Sitting at the kitchen tables of twelve women in their eighties who were born in or immigrated to Montana in the late nineteenth or early twentieth century, between 1982 and 1988 oral historian Donna Gray conducted interviews that reveal a rich heritage. In retelling their life stories, Gray steps aside and allows theses women with supposedly “nothing to tell” to speak for themselves. Pride, nostalgia, and triumph fill a dozen hearts as they realize how remarkable their lives have been and wonder how they did it all.
Some of these women grew up in Montana in one-bedroom houses; others traveled in covered wagons before finding a home and falling in love with Montana. These raw accounts bring to life the childhood memories and adulthood experiences of ranch wives who were not afraid to milk a cow or bake in a wooden stove. From raising poultry to raising a family, these women knew the meaning of hard work. Several faced the hardships of family illness, poverty, and early widowhood. Through it all, they were known for their good sense of humor and strong sense of self.
A native of Illinois, Donna Gray began her work in oral history while living in the Bay Area of California. With her husband's retirement in the mid-1970s, the couple bought a ranch in Montana's Paradise Valley, where Donna became interested in the histories of neighboring ranch wives. That interest prompted her to expand her search for the stories of Montana's rural women.

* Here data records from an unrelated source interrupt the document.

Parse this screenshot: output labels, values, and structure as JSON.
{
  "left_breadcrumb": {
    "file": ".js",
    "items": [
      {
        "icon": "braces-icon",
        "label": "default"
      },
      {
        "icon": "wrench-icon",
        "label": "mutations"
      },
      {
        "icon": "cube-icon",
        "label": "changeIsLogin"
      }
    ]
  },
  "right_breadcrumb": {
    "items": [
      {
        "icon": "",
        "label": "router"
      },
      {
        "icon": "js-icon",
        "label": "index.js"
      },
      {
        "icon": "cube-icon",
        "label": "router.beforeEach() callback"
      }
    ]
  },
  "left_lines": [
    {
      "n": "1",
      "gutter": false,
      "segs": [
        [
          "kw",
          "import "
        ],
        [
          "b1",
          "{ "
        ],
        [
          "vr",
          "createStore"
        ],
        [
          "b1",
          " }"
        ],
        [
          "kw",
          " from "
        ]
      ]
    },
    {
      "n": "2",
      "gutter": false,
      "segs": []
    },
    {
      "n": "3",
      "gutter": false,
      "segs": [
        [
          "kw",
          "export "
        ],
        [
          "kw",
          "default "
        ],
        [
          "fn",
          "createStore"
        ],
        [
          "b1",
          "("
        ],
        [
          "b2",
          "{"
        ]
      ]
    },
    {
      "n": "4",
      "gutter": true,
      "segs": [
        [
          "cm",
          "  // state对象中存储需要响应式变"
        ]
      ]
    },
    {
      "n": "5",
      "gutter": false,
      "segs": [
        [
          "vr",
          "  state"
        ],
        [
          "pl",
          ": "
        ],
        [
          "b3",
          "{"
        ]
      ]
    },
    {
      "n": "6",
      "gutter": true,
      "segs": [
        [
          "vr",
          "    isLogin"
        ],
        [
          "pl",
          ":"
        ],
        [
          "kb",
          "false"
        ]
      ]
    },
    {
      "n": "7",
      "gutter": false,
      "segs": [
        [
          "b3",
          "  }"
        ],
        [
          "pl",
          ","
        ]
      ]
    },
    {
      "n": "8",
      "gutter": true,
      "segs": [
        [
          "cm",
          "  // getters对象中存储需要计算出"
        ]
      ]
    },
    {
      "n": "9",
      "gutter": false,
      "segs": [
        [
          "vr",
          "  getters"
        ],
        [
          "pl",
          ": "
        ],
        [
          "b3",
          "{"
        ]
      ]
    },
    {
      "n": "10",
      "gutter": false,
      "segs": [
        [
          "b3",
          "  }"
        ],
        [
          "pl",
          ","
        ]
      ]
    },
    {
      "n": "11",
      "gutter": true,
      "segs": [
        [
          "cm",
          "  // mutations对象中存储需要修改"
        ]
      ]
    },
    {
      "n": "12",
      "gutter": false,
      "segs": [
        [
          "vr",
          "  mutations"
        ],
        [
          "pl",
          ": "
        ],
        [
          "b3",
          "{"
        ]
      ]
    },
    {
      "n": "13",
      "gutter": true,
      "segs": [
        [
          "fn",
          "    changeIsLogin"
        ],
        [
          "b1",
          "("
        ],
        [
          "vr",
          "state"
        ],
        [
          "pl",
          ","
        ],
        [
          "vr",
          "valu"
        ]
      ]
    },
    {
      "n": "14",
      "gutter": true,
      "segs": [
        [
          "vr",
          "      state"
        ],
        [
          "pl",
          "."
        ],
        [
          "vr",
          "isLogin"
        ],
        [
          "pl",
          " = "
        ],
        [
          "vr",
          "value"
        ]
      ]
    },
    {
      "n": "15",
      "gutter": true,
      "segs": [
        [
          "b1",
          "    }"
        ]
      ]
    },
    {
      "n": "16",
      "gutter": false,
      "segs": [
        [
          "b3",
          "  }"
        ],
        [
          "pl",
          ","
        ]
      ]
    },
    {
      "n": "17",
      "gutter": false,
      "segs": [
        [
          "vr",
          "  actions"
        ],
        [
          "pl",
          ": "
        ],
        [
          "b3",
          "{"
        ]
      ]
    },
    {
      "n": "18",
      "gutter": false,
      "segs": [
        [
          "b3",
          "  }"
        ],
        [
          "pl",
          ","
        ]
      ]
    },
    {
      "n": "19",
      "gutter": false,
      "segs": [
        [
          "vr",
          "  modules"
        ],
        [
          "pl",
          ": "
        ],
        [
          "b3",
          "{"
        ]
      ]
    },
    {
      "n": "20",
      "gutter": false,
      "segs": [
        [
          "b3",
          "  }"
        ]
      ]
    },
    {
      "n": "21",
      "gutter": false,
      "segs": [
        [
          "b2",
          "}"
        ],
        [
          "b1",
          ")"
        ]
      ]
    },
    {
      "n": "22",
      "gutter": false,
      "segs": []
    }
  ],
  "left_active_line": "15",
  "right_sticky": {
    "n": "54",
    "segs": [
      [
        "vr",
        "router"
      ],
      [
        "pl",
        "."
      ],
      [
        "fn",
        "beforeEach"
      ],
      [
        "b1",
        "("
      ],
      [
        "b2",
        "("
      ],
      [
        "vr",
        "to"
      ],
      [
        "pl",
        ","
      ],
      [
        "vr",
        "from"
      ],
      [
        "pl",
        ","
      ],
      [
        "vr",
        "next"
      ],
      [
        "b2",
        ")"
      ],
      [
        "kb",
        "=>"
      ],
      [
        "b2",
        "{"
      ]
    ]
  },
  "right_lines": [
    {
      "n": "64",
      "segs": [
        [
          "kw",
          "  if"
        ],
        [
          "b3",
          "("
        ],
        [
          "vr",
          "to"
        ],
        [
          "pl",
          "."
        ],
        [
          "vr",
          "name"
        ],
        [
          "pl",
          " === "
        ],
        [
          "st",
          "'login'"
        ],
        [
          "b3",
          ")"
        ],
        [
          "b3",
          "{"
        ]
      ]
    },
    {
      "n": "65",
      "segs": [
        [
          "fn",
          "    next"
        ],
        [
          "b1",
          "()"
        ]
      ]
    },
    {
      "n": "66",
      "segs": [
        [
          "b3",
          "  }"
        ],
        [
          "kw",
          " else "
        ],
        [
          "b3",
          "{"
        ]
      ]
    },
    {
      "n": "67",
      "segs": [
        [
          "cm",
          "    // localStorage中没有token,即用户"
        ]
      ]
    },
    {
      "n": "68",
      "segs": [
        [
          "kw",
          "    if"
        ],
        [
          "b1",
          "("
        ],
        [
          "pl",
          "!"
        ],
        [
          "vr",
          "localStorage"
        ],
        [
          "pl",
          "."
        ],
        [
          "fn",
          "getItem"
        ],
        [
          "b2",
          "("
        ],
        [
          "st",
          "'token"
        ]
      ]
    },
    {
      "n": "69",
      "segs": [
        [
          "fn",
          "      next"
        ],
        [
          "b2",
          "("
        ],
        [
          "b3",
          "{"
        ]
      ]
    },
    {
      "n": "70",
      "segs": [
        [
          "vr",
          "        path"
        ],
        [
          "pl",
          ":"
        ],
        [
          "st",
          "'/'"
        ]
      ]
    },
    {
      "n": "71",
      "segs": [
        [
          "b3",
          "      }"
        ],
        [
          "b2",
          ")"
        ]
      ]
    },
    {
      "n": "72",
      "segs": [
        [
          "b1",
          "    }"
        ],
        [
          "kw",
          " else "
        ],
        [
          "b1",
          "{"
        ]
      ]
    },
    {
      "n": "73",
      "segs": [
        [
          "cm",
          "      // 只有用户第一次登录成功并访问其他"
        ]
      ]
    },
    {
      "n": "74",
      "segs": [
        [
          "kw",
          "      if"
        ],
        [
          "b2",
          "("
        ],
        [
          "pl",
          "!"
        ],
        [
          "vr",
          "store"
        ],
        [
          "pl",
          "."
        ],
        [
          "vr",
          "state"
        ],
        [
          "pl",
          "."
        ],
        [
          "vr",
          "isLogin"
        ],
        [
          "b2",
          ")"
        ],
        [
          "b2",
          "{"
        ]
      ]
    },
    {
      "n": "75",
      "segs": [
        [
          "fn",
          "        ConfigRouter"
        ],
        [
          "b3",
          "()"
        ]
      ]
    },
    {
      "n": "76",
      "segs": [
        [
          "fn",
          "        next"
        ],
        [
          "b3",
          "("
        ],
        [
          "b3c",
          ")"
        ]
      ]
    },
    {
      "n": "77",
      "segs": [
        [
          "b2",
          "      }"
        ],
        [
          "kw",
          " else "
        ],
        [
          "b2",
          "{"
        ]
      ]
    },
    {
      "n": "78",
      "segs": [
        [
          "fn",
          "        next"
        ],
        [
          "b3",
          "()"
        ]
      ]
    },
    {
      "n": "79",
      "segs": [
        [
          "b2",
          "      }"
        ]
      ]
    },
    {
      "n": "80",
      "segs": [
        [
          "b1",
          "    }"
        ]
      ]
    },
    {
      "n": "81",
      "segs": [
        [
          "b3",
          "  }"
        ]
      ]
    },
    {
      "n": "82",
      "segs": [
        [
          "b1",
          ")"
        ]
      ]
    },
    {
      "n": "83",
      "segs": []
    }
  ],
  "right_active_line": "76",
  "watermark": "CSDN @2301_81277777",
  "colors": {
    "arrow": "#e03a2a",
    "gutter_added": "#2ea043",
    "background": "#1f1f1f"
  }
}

Linda Peavy and Ursula Smith have been working in women's history for thirty years. They have co-authored ten books, including Pioneer Women and Women in Waiting in the Westward Movement.